What is ABA?
Applied behavior analysis (ABA) is a scientific approach to understanding behavior. It works towards improving positive behaviors that are helpful in everyday life, while discouraging negative behaviors that affect learning, communication, and other essential life skills.
Who can benefit from ABA services?
ABA is simply for everyone. Although it is mainly used to improve the lives of people with autism, it is also considered a great way to reduce behavioral problems. Studies have shown that 47% of children involved in ABA programs at an early age were able to achieve higher educational performance.
At what age ABA is most effective?
ABA works best for infants, children, and adolescents.
What skills do we work on?
ABA helps develop basic skills (such as: attending, listening, and imitating), as well as more complex skills (such as: reading, conversing, joint attention, focus, social skills, memory, and academic performance). To sum up, ABA programs maintain and enhance positive behaviors and decrease problematic ones.
ABA therapy programs can help:
When can we start ABA?
Children who start treatment plans at earlier age were found to improve academic performance faster. Children as young as 24 months can engage and benefit from ABA therapy.
How does ABA work?
ABA is an evidence-based treatment that proved to be useful in addressing behavioral problems. ABA techniques focus on antecedents (what happens before the behavior occurs) and consequences (what happens after the behavior occurs). Through these techniques, therapists can help their patients develop and improve major life skills.
ABA programs are highly flexible as they can be:
What happens during sessions?
Clients are offered tailored treatment programs designed by highly-trained BCBAs and based on the individual needs, interests, and skill level of each patient. The programs help patients develop, maintain and improve major skills that help them live a more independent and near-to-normal life.

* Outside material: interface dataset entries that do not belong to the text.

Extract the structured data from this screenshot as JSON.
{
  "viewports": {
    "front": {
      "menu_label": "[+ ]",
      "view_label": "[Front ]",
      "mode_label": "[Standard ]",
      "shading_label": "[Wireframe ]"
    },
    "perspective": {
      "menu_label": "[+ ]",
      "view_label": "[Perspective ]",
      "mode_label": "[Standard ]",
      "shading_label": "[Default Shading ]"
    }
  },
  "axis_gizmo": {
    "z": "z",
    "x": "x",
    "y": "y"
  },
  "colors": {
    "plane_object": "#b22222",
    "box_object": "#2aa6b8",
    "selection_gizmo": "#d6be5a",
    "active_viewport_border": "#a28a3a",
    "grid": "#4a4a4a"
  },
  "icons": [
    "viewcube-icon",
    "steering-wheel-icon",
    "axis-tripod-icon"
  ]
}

The BCBA starts by conducting a skill assessment to devise the appropriate treatment plan/goals of each individual based on their age, needs, and skill level. The plan targets major skill gaps (such as communication and language, self-care, motor skills, learning and academic skills, and social skills, etc.)

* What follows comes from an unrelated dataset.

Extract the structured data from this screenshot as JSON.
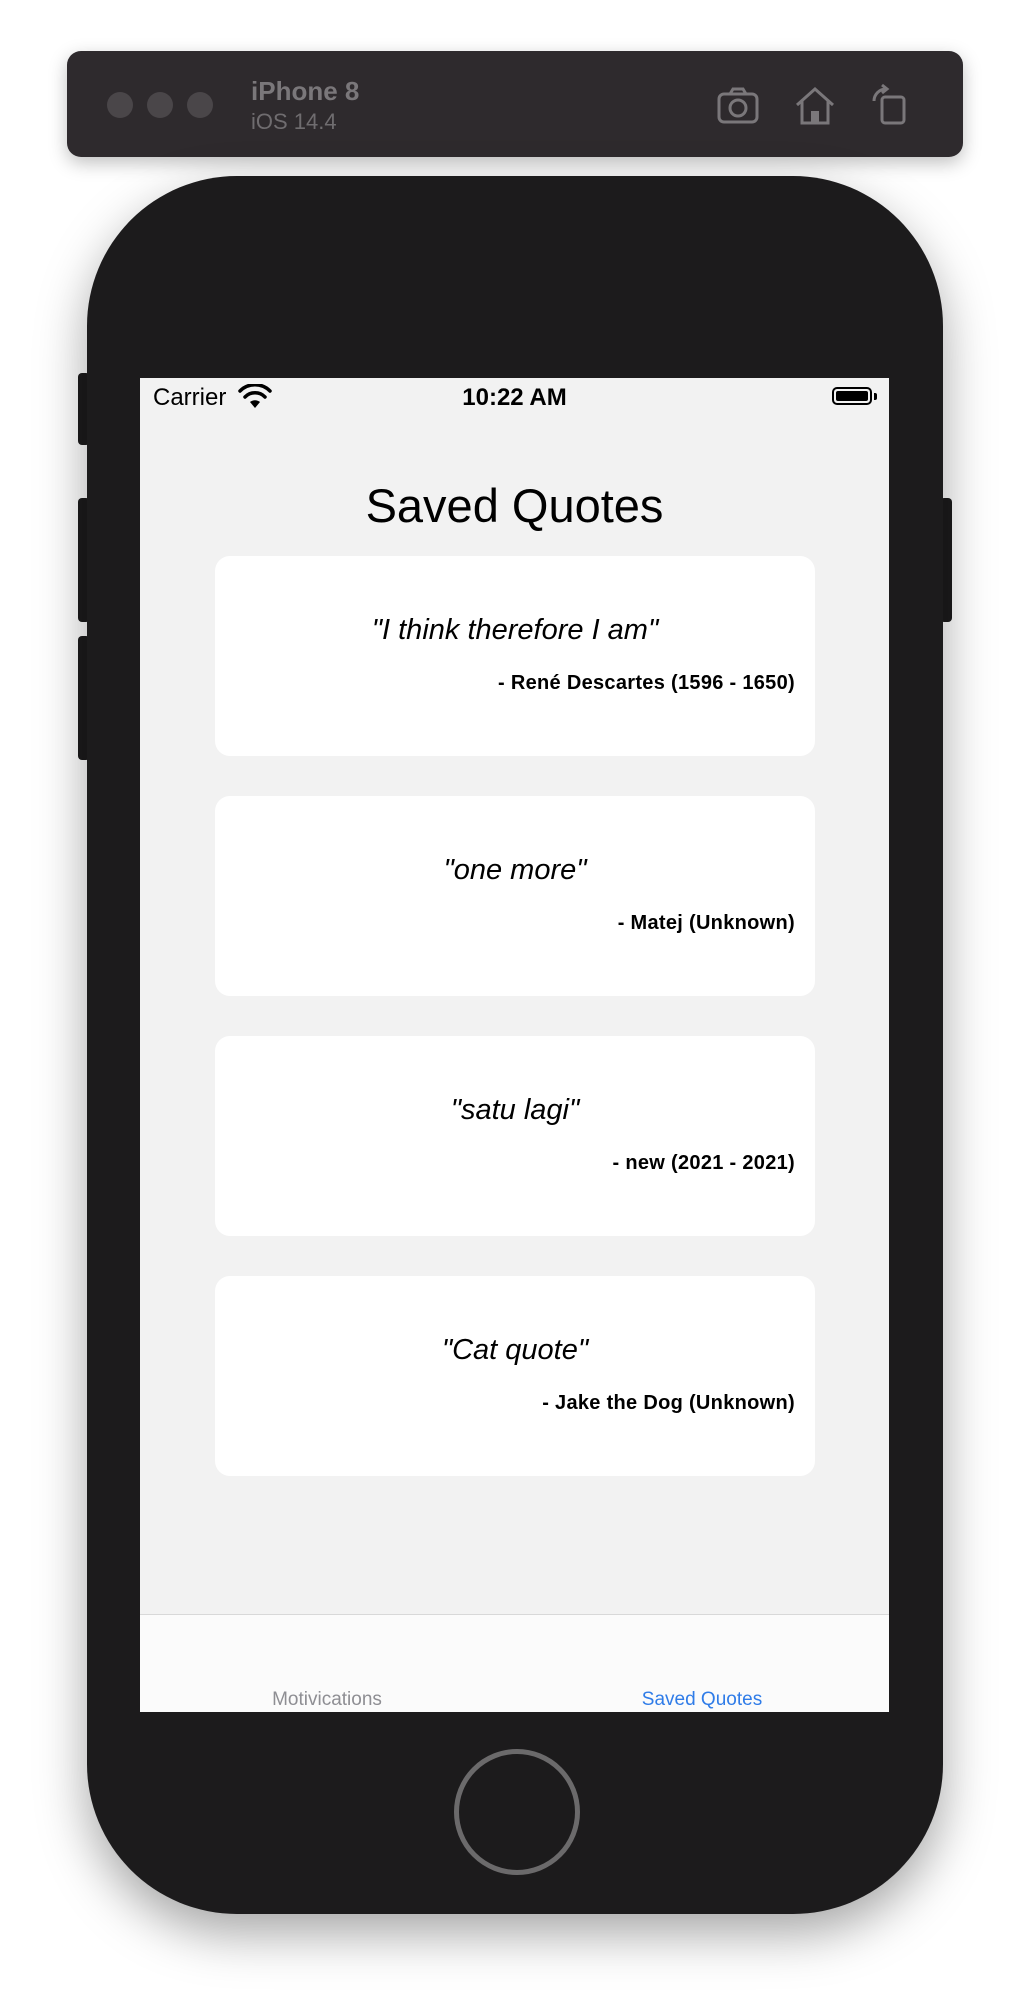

During a session, the therapist breaks the goal down into smaller steps and teaches one-step at a time. The process moves gradually from simple skills (like imitating single sounds) to more complex skills (like conversing and joint attention).

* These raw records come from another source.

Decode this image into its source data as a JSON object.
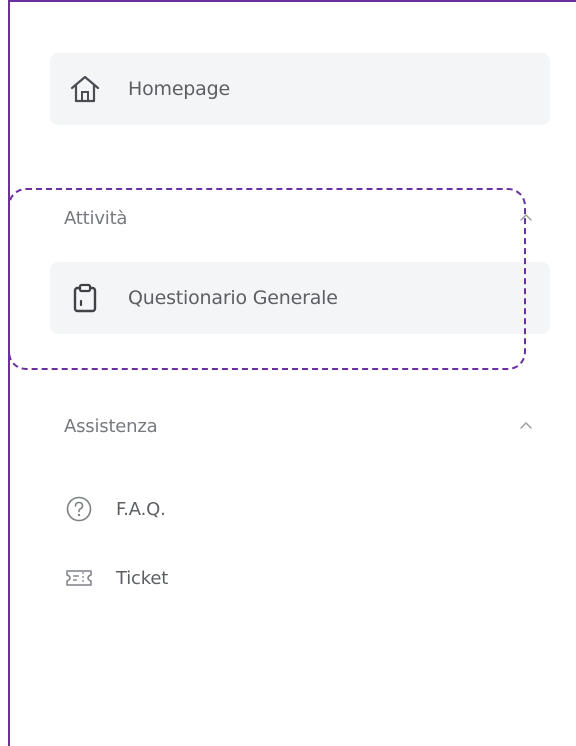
{
  "colors": {
    "frame": "#6b2fa0",
    "item_highlight": "#f4f5f7",
    "text": "#5c5f63",
    "section_text": "#767a7e"
  },
  "nav": {
    "home": {
      "label": "Homepage",
      "icon": "home-icon"
    }
  },
  "sections": [
    {
      "title": "Attività",
      "chevron": "chevron-up-icon",
      "items": [
        {
          "label": "Questionario Generale",
          "icon": "clipboard-icon"
        }
      ]
    },
    {
      "title": "Assistenza",
      "chevron": "chevron-up-icon",
      "items": [
        {
          "label": "F.A.Q.",
          "icon": "question-circle-icon"
        },
        {
          "label": "Ticket",
          "icon": "ticket-icon"
        }
      ]
    }
  ]
}
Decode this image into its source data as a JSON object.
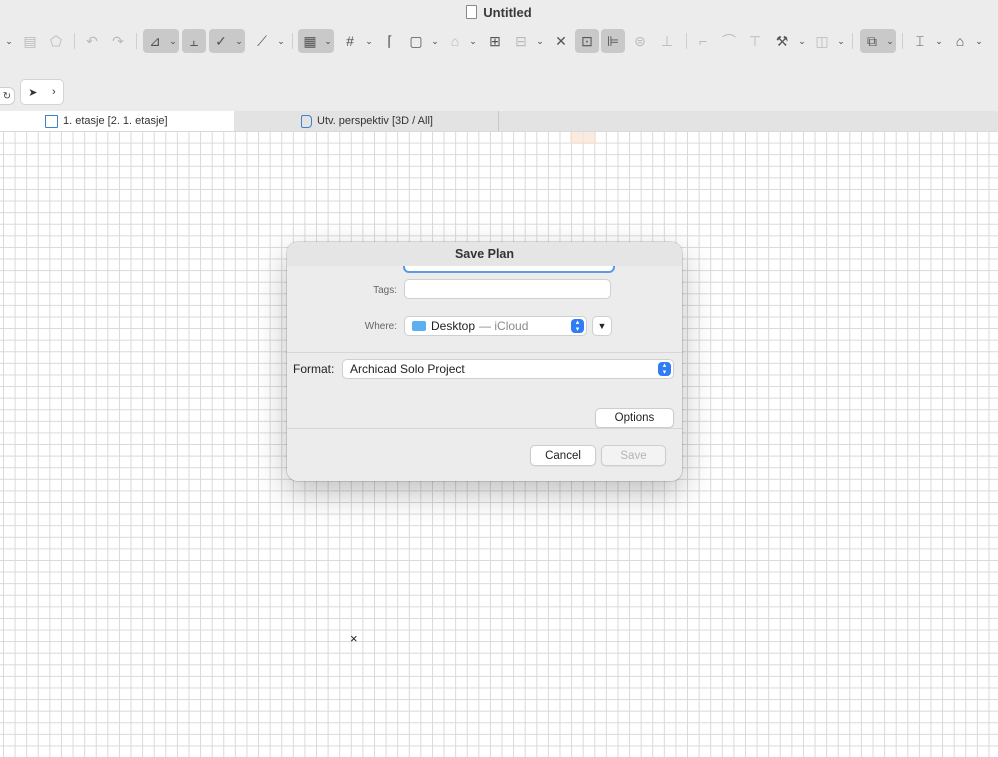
{
  "window": {
    "title": "Untitled"
  },
  "toolbar": {
    "icons": [
      "chevron-down-icon",
      "lines-icon",
      "drawing-icon",
      "undo-icon",
      "redo-icon",
      "angle-icon",
      "chevron-down-icon",
      "baseline-icon",
      "tick-icon",
      "chevron-down-icon",
      "slash-icon",
      "chevron-down-icon",
      "plan-icon",
      "chevron-down-icon",
      "grid-icon",
      "chevron-down-icon",
      "corner-icon",
      "frame-icon",
      "chevron-down-icon",
      "lock-icon",
      "chevron-down-icon",
      "ruler-icon",
      "align-icon",
      "chevron-down-icon",
      "scissors-icon",
      "snap-icon",
      "guide-icon",
      "stack-icon",
      "distribute-icon",
      "fillet-icon",
      "curve-icon",
      "elevate-icon",
      "magic-icon",
      "chevron-down-icon",
      "panels-icon",
      "chevron-down-icon",
      "group-icon",
      "chevron-down-icon",
      "beam-icon",
      "chevron-down-icon",
      "roof-icon",
      "chevron-down-icon"
    ]
  },
  "arrow_tool": {
    "more": "›"
  },
  "tabs": [
    {
      "label": "1. etasje [2. 1. etasje]",
      "active": true
    },
    {
      "label": "Utv. perspektiv [3D / All]",
      "active": false
    }
  ],
  "dialog": {
    "title": "Save Plan",
    "tags_label": "Tags:",
    "tags_value": "",
    "where_label": "Where:",
    "where_folder": "Desktop",
    "where_location": "— iCloud",
    "format_label": "Format:",
    "format_value": "Archicad Solo Project",
    "options_button": "Options",
    "cancel_button": "Cancel",
    "save_button": "Save"
  },
  "canvas": {
    "cursor_marker": "×"
  }
}
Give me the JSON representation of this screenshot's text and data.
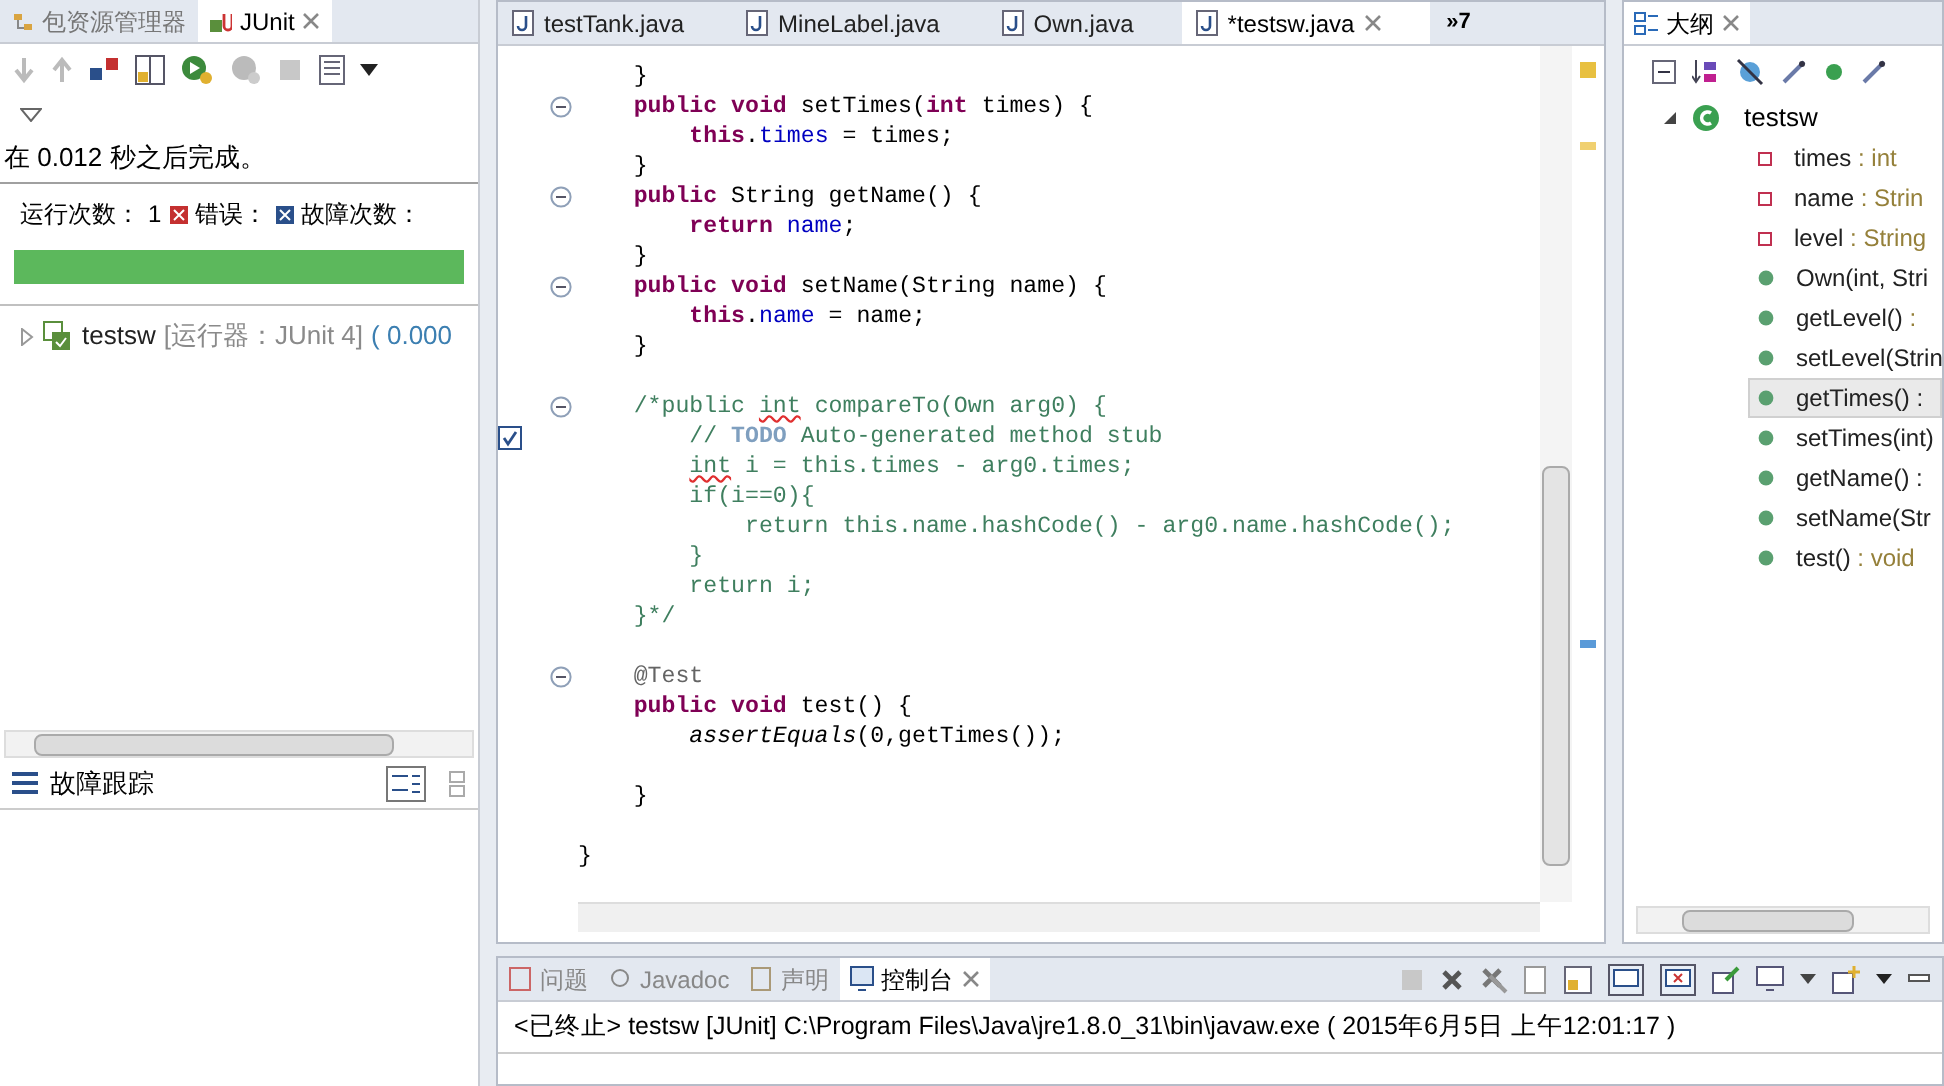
{
  "left_panel": {
    "tabs": [
      {
        "label": "包资源管理器",
        "selected": false
      },
      {
        "label": "JUnit",
        "selected": true
      }
    ],
    "status": "在 0.012 秒之后完成。",
    "counters": [
      {
        "kind": "runs",
        "label": "运行次数：",
        "value": "1"
      },
      {
        "kind": "errors",
        "label": "错误："
      },
      {
        "kind": "failures",
        "label": "故障次数："
      }
    ],
    "progress": {
      "level": 1
    },
    "tree": [
      {
        "name": "testsw",
        "runner": "[运行器：JUnit 4]",
        "time": "( 0.000",
        "expanded": false
      }
    ],
    "trace_title": "故障跟踪"
  },
  "editor": {
    "tabs": [
      {
        "label": "testTank.java",
        "selected": false
      },
      {
        "label": "MineLabel.java",
        "selected": false
      },
      {
        "label": "Own.java",
        "selected": false
      },
      {
        "label": "*testsw.java",
        "selected": true
      }
    ],
    "overflow": "»7",
    "lines": [
      {
        "fold": false,
        "tokens": [
          {
            "kind": "plain",
            "text": "    }"
          }
        ]
      },
      {
        "fold": true,
        "tokens": [
          {
            "kind": "kw",
            "text": "    public void "
          },
          {
            "kind": "plain",
            "text": "setTimes("
          },
          {
            "kind": "kw",
            "text": "int"
          },
          {
            "kind": "plain",
            "text": " times) {"
          }
        ]
      },
      {
        "fold": false,
        "tokens": [
          {
            "kind": "kw",
            "text": "        this"
          },
          {
            "kind": "plain",
            "text": "."
          },
          {
            "kind": "field",
            "text": "times"
          },
          {
            "kind": "plain",
            "text": " = times;"
          }
        ]
      },
      {
        "fold": false,
        "tokens": [
          {
            "kind": "plain",
            "text": "    }"
          }
        ]
      },
      {
        "fold": true,
        "tokens": [
          {
            "kind": "kw",
            "text": "    public "
          },
          {
            "kind": "plain",
            "text": "String getName() {"
          }
        ]
      },
      {
        "fold": false,
        "tokens": [
          {
            "kind": "kw",
            "text": "        return "
          },
          {
            "kind": "field",
            "text": "name"
          },
          {
            "kind": "plain",
            "text": ";"
          }
        ]
      },
      {
        "fold": false,
        "tokens": [
          {
            "kind": "plain",
            "text": "    }"
          }
        ]
      },
      {
        "fold": true,
        "tokens": [
          {
            "kind": "kw",
            "text": "    public void "
          },
          {
            "kind": "plain",
            "text": "setName(String name) {"
          }
        ]
      },
      {
        "fold": false,
        "tokens": [
          {
            "kind": "kw",
            "text": "        this"
          },
          {
            "kind": "plain",
            "text": "."
          },
          {
            "kind": "field",
            "text": "name"
          },
          {
            "kind": "plain",
            "text": " = name;"
          }
        ]
      },
      {
        "fold": false,
        "tokens": [
          {
            "kind": "plain",
            "text": "    }"
          }
        ]
      },
      {
        "fold": false
      },
      {
        "fold": true,
        "tokens": [
          {
            "kind": "comment",
            "text": "    /*public "
          },
          {
            "kind": "comment-err",
            "text": "int"
          },
          {
            "kind": "comment",
            "text": " compareTo(Own arg0) {"
          }
        ]
      },
      {
        "fold": false,
        "task": true,
        "tokens": [
          {
            "kind": "comment",
            "text": "        // "
          },
          {
            "kind": "todo",
            "text": "TODO"
          },
          {
            "kind": "comment",
            "text": " Auto-generated method stub"
          }
        ]
      },
      {
        "fold": false,
        "tokens": [
          {
            "kind": "comment-err",
            "text": "        int"
          },
          {
            "kind": "comment",
            "text": " i = this.times - arg0.times;"
          }
        ]
      },
      {
        "fold": false,
        "tokens": [
          {
            "kind": "comment",
            "text": "        if(i==0){"
          }
        ]
      },
      {
        "fold": false,
        "tokens": [
          {
            "kind": "comment",
            "text": "            return this.name.hashCode() - arg0.name.hashCode();"
          }
        ]
      },
      {
        "fold": false,
        "tokens": [
          {
            "kind": "comment",
            "text": "        }"
          }
        ]
      },
      {
        "fold": false,
        "tokens": [
          {
            "kind": "comment",
            "text": "        return i;"
          }
        ]
      },
      {
        "fold": false,
        "tokens": [
          {
            "kind": "comment",
            "text": "    }*/"
          }
        ]
      },
      {
        "fold": false
      },
      {
        "fold": true,
        "tokens": [
          {
            "kind": "ann",
            "text": "    @Test"
          }
        ]
      },
      {
        "fold": false,
        "tokens": [
          {
            "kind": "kw",
            "text": "    public void "
          },
          {
            "kind": "plain",
            "text": "test() {"
          }
        ]
      },
      {
        "fold": false,
        "tokens": [
          {
            "kind": "static",
            "text": "        assertEquals"
          },
          {
            "kind": "plain",
            "text": "(0,getTimes());"
          }
        ]
      },
      {
        "fold": false
      },
      {
        "fold": false,
        "tokens": [
          {
            "kind": "plain",
            "text": "    }"
          }
        ]
      },
      {
        "fold": false
      },
      {
        "fold": false,
        "tokens": [
          {
            "kind": "plain",
            "text": "}"
          }
        ]
      }
    ]
  },
  "outline": {
    "tab": "大纲",
    "class_name": "testsw",
    "members": [
      {
        "kind": "field",
        "name": "times",
        "type": " : int",
        "selected": false
      },
      {
        "kind": "field",
        "name": "name",
        "type": " : Strin",
        "selected": false
      },
      {
        "kind": "field",
        "name": "level",
        "type": " : String",
        "selected": false
      },
      {
        "kind": "method",
        "name": "Own(int, Stri",
        "selected": false
      },
      {
        "kind": "method",
        "name": "getLevel()",
        "type": " :",
        "selected": false
      },
      {
        "kind": "method",
        "name": "setLevel(Strin",
        "selected": false
      },
      {
        "kind": "method",
        "name": "getTimes() :",
        "selected": true
      },
      {
        "kind": "method",
        "name": "setTimes(int)",
        "selected": false
      },
      {
        "kind": "method",
        "name": "getName() :",
        "selected": false
      },
      {
        "kind": "method",
        "name": "setName(Str",
        "selected": false
      },
      {
        "kind": "method",
        "name": "test()",
        "type": " : void",
        "selected": false
      }
    ]
  },
  "console": {
    "tabs": [
      {
        "label": "问题",
        "selected": false
      },
      {
        "label": "Javadoc",
        "selected": false
      },
      {
        "label": "声明",
        "selected": false
      },
      {
        "label": "控制台",
        "selected": true
      }
    ],
    "output": "<已终止> testsw [JUnit] C:\\Program Files\\Java\\jre1.8.0_31\\bin\\javaw.exe ( 2015年6月5日 上午12:01:17 )"
  }
}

BCBAs constantly collect data and meet with family members to monitor treatment progress and adjust plans and goals accordingly.